As for Hydra I/O’s future, the team has talked about adapting it for other experiments. The innovation won an R&D 100 award in 2022. Dan and Carl are now working with Dan McKinsey’s group at UC Berkeley to test Hydra I/O with a high-pressure helium particle detector. Beyond that, there are also other potential applications – in particular in extreme environments where system reliability is critical, such as for space, underwater, defense, telecommunication, and scientific applications.
Building A Cold Microscope
Cryogenic electron microscopy, or cryoEM for short, is another critical research tool that the Lab is developing. In the last five years, with the growing interest in quantum computing and in superconducting materials, the need to examine materials that only exist or operate at low temperatures, has exploded. But today’s electron microscopes, which are optimized to function at room temperature, don’t work well for examining many temperature-sensitive materials. Image resolution of these materials is poor, partly due to significant drift that occurs when “cold” materials are in room temperature environments. In addition, many materials change their structure at room temperature.
Andy Minor, facility director of the National Center for Electron Microscopy (NCEM) at the Molecular Foundry, said, “Having your sample drift around while you’re trying to examine them at atomic resolution is a problem. Fundamentally, having a 300 degree difference in temperature between the sample and the instrument is just too limiting.”
Other approaches to reduce the problem of drift due to thermal expansion, such as putting a low temperature stick into a room temperature microscope, have been explored, but they don’t work well.

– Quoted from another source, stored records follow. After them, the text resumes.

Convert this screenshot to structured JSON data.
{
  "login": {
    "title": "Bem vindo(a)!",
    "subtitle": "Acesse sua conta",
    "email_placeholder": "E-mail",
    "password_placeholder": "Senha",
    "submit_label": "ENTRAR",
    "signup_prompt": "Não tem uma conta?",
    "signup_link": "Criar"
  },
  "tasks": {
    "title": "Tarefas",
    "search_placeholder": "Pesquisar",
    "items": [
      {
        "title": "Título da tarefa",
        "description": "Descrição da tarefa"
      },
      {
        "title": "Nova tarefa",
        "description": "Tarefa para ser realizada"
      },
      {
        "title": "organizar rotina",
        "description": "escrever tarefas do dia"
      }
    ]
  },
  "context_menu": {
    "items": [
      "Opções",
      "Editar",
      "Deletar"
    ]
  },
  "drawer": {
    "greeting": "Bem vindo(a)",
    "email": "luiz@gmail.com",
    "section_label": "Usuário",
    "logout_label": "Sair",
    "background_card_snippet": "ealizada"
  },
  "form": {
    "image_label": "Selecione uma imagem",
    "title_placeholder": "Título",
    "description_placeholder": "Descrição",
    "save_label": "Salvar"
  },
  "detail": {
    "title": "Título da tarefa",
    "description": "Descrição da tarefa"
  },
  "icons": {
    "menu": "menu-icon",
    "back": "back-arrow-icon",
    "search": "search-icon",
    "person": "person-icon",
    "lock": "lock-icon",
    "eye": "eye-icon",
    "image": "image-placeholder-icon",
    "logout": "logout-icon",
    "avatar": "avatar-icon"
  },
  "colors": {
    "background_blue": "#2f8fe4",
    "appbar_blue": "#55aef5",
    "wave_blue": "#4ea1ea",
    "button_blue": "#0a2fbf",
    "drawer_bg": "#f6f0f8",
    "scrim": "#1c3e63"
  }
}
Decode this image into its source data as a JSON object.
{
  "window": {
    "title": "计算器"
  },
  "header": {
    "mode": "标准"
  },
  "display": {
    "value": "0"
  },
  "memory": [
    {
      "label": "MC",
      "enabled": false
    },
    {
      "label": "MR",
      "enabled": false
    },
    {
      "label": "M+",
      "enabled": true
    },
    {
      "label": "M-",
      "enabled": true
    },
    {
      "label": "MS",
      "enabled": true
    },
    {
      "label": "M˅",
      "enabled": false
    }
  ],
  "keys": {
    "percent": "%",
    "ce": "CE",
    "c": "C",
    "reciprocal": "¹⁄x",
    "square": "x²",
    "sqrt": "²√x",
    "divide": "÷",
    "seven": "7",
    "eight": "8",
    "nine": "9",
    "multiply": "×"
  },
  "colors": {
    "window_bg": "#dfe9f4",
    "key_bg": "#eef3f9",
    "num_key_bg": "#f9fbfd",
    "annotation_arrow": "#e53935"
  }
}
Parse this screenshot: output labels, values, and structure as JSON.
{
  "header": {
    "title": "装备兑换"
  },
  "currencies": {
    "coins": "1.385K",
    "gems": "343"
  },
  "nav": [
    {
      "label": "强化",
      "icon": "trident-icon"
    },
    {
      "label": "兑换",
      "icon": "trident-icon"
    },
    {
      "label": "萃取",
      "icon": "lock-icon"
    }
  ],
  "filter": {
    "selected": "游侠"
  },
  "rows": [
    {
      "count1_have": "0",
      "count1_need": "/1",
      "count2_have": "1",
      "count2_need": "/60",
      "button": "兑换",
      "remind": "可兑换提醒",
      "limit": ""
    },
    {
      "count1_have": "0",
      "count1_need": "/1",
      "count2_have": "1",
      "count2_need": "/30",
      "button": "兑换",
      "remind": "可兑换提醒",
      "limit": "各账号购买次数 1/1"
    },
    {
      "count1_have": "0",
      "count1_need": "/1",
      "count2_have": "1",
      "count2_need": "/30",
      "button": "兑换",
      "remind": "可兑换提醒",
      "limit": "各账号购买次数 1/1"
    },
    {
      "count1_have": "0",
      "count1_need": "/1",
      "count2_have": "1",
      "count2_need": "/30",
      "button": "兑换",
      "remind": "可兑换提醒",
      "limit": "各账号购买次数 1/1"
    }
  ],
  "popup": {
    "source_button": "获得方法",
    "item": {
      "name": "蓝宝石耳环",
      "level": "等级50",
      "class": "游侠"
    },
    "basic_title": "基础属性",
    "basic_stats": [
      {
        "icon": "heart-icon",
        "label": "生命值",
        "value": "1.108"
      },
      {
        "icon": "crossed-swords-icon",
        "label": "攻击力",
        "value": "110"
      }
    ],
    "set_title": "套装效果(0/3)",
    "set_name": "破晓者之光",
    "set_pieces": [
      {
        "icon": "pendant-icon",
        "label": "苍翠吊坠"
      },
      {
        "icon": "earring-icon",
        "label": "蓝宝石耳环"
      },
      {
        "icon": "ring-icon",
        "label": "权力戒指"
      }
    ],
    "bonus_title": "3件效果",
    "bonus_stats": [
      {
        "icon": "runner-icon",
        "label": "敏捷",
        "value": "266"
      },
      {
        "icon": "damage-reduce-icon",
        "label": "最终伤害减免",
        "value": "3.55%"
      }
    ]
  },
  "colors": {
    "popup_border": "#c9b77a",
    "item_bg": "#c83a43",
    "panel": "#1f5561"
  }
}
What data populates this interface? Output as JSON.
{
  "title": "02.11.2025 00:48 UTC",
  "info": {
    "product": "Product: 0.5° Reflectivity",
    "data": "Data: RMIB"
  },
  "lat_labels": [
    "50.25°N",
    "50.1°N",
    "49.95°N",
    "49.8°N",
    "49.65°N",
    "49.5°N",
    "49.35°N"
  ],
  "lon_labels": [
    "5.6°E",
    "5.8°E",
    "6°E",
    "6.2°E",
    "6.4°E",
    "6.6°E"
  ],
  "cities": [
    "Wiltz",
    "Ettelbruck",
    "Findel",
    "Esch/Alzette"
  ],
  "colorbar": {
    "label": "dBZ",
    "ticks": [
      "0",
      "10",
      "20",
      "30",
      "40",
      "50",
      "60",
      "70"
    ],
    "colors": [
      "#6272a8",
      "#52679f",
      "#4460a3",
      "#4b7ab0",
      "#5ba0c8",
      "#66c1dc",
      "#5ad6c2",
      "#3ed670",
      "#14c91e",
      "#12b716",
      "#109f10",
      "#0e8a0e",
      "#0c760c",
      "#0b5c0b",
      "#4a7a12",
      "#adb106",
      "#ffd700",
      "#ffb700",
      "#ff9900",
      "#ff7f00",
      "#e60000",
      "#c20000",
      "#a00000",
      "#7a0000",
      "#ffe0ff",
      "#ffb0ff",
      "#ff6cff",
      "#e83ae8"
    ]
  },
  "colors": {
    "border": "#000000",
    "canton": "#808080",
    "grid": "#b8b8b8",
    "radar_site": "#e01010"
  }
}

CryoEM is an approach that has been explored since the 1960s. Lab scientist Robert Glaeser has been recognized for his groundbreaking work in cryoEM research. The biological science community relies on averaging (combining multiple images) to improve resolution at cryogenic temperatures using room temperature microscopes, but this approach is not available for materials that are unique and can’t be averaged. Therefore, new approaches to cryoEM could significantly open up the range of materials that can be explored. Another advantage of the cryoEM approach is that the electron source can be improved; colder sources make higher quality beams, but they are a challenge for room temperature microscopes.
Andy and his team have been working on building a new type of cryoEM instrument since 2019. That year, Andy, fellow Lab scientist Peter Denes, and Cornell University scientist David Muller organized a workshop to explore the many things that could be achieved with such a microscope. Following the workshop, the team published a paper and successfully pitched the DOE for funds to conduct initial development.
In the last three years, a team led by Peter and Andy, leveraging the expertise of the Berkeley Center for Magnet Technology, have built significant components of a cryoEM: a lens that is stable and a superconducting tip through which to shoot electron beams at the sample. But a cryoEM has hundreds of lenses. And it also requires detectors and software. Putting all these components together, first into a prototype low-voltage system, and then testing the instrument’s performance, will be an expensive proposition.
The good news is that there is strong demand for better electron microscopes. “Everyone who has a modern electron microscope would like a better one — semiconductor companies, pharmaceutical companies, materials researchers, and biologists,” said Andy.
“The impact of an ultrastable and ultracold cryoEM could be very large,” he continued. “Understanding the structure of materials at atomic scales is critical, and cryoEM would open so many doors, whether for developing new battery materials or quantum computers or biological materials. It will be interesting to see what people do with it,” he said.